And it's the very same thing in business and career - if you want to prosper, build personal relationships with other human beings and do what you can to contribute to their success.

Yes, these days we call it "networking", yet it's a practice as old as the human race.  The irony you and I face is that although we have more technological tools to stay connected with other people, we're often too overwhelmed to use them.  

My dear departed mom wrote to at least one of her sisters and to her best friend (by snail mail) every week for over half a century, yet most of us seem to have a really hard time staying in touch with the people closest to us even though it's easier and cheaper than ever.

Social media is helping to bridge the gap, for sure, but as any expert on the subject will tell you, nothing can replace the traditional face-to-face contact.  

Networking 101

In this short video, networking master Michael Hughes gives you some killer tips on how the pros do it.  Keep in mind that this isn't just for sales people or people in business; the overall dynamics and benefits of networking apply to everyone:

A Man Who Walks the Talk

As it happens, Michael is a friend of mine and I can tell you I've learned more about networking from watching him in person than from reading any number of books on the subject.

Just the other day I was at a workshop given by someone else and Michael was there.  It was the first time I'd seen him in several months.  I sat with him in a small group discussion for just ten minutes and in that time he had learned exactly where my business was at, volunteered to spend time with me to work on some of my challenges and had introduced me to someone else who could do the same.

And there you have a perfect illustration of one of the chief functions of networking - helping connect others with the resources they need.  

Let me share one final point with you: even though networking is a key element for building your personal resilience (and your business, if that applies to you), most people, even business people, don't do it well at all.  You  can be different.  

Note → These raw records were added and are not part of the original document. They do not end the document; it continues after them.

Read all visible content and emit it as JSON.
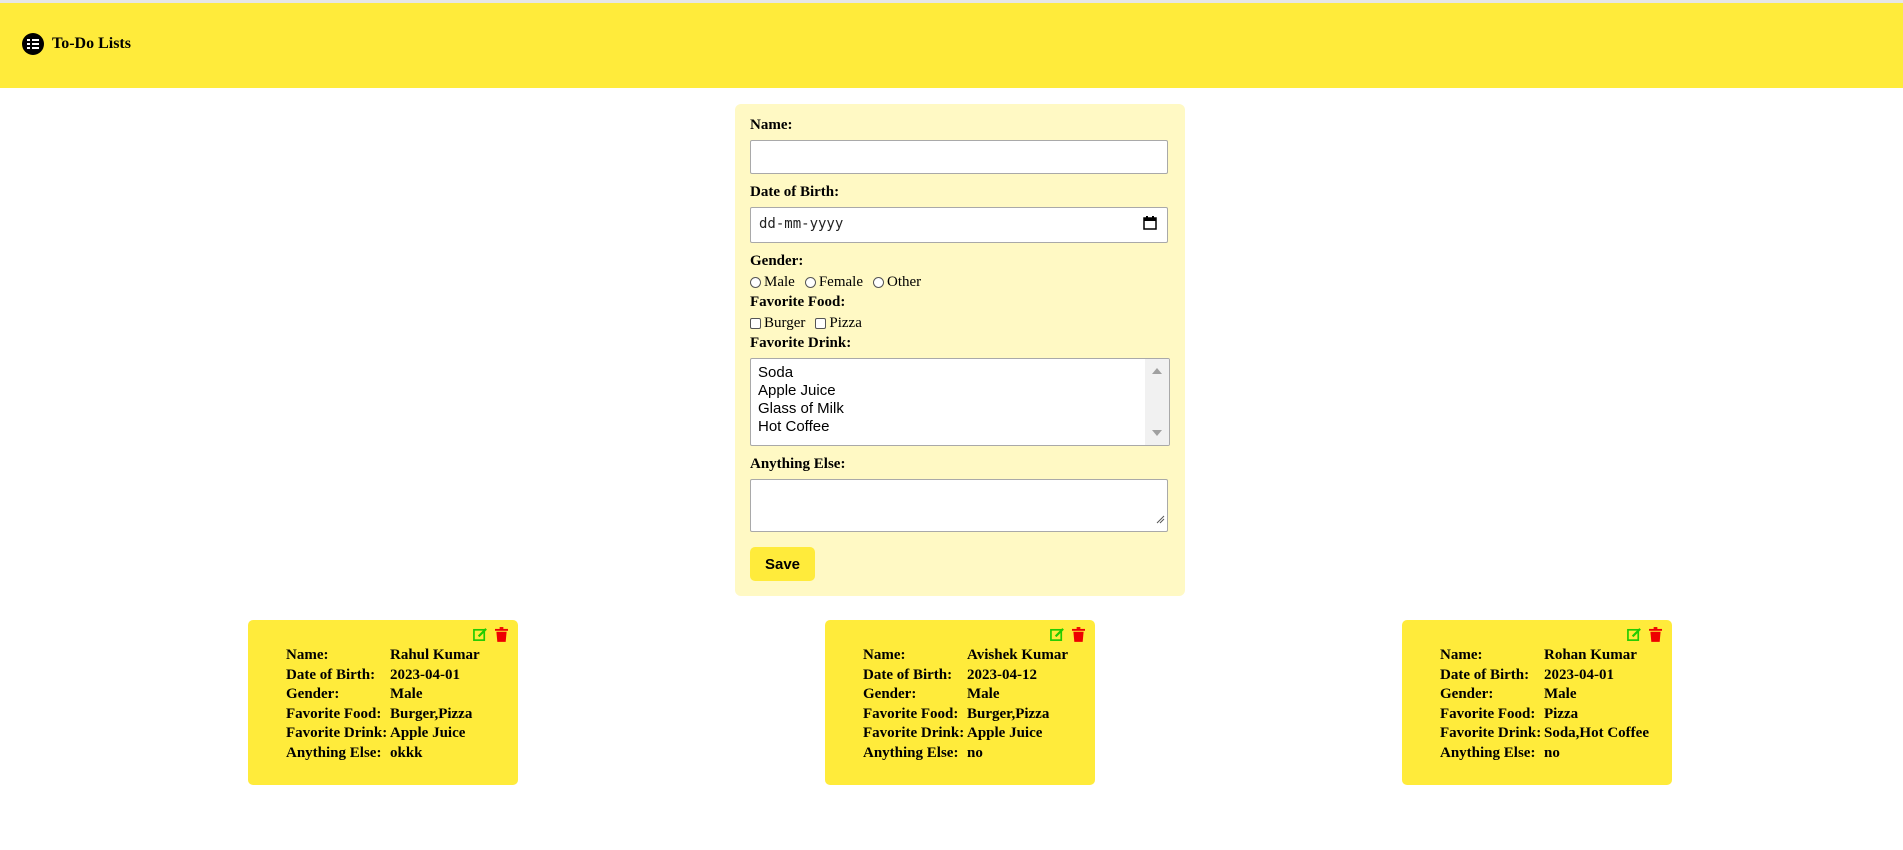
{
  "app": {
    "title": "To-Do Lists",
    "icon": "checklist-icon"
  },
  "form": {
    "name_label": "Name:",
    "name_value": "",
    "dob_label": "Date of Birth:",
    "dob_placeholder": "dd-mm-yyyy",
    "gender_label": "Gender:",
    "gender_options": [
      "Male",
      "Female",
      "Other"
    ],
    "food_label": "Favorite Food:",
    "food_options": [
      "Burger",
      "Pizza"
    ],
    "drink_label": "Favorite Drink:",
    "drink_options": [
      "Soda",
      "Apple Juice",
      "Glass of Milk",
      "Hot Coffee"
    ],
    "else_label": "Anything Else:",
    "else_value": "",
    "save_label": "Save"
  },
  "card_labels": {
    "name": "Name:",
    "dob": "Date of Birth:",
    "gender": "Gender:",
    "food": "Favorite Food:",
    "drink": "Favorite Drink:",
    "else": "Anything Else:"
  },
  "cards": [
    {
      "name": "Rahul Kumar",
      "dob": "2023-04-01",
      "gender": "Male",
      "food": "Burger,Pizza",
      "drink": "Apple Juice",
      "else": "okkk"
    },
    {
      "name": "Avishek Kumar",
      "dob": "2023-04-12",
      "gender": "Male",
      "food": "Burger,Pizza",
      "drink": "Apple Juice",
      "else": "no"
    },
    {
      "name": "Rohan Kumar",
      "dob": "2023-04-01",
      "gender": "Male",
      "food": "Pizza",
      "drink": "Soda,Hot Coffee",
      "else": "no"
    }
  ],
  "colors": {
    "header": "#ffeb3b",
    "form_bg": "#fff9c4",
    "edit_icon": "#22cc00",
    "delete_icon": "#ee0000"
  }
}
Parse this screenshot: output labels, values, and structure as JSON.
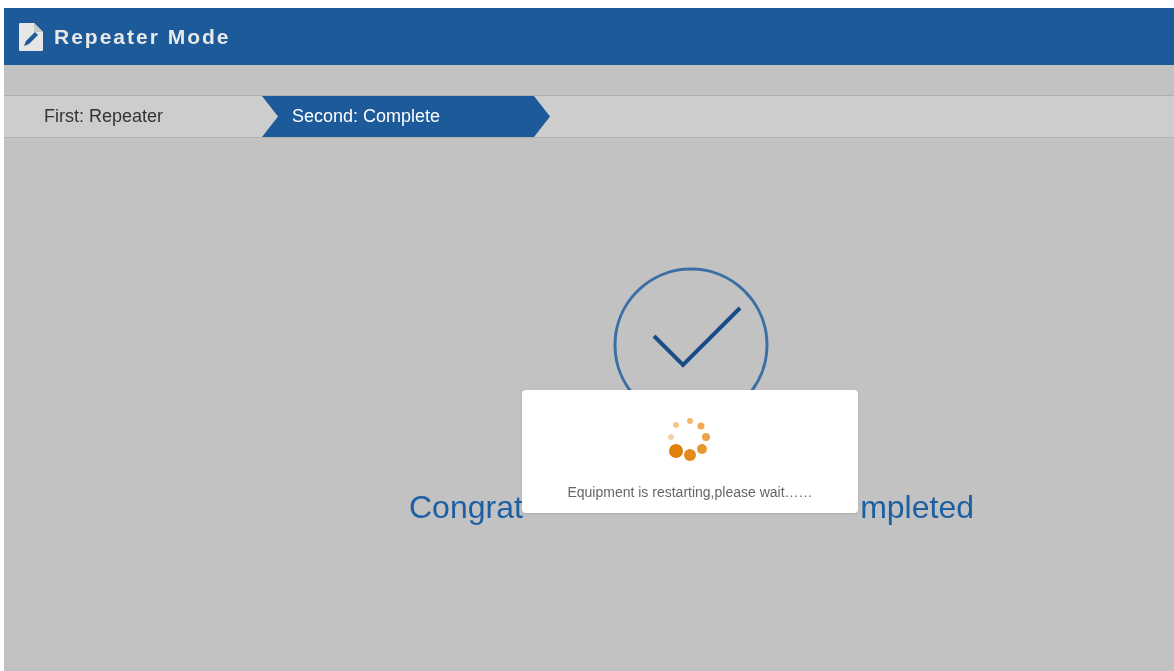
{
  "header": {
    "title": "Repeater Mode"
  },
  "steps": [
    {
      "label": "First: Repeater",
      "selected": false
    },
    {
      "label": "Second: Complete",
      "selected": true
    }
  ],
  "result": {
    "message_start": "Congrat",
    "message_end": "mpleted"
  },
  "dialog": {
    "message": "Equipment is restarting,please wait……"
  }
}
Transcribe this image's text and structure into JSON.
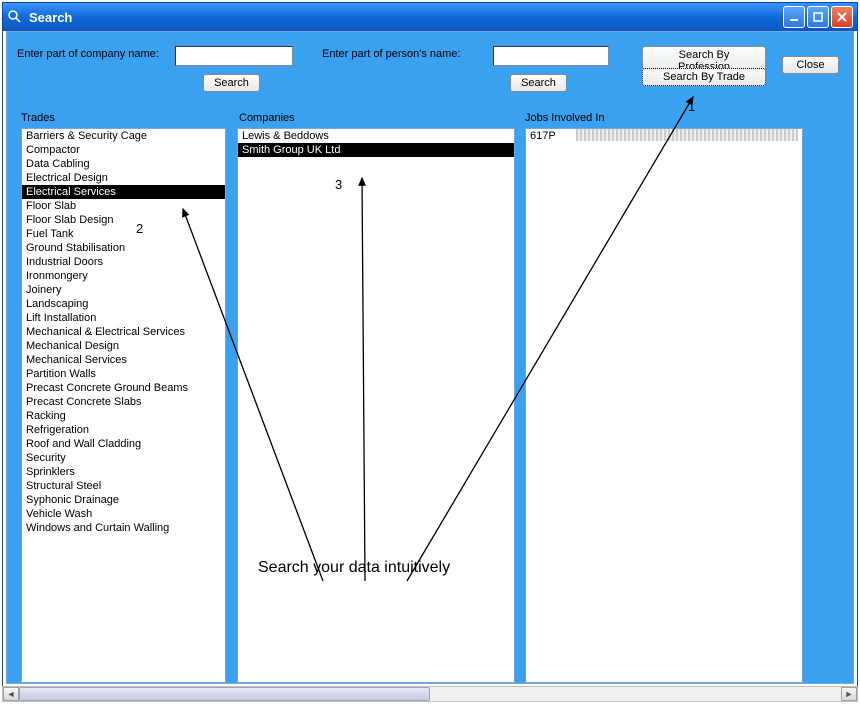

So if you want a challenge, here's one for you: make a list of people you know and devote just 30-60 minutes a week for four weeks to contact them for no other reason than to say hello and let them know you care.  

~ Dr. Symeon Rodger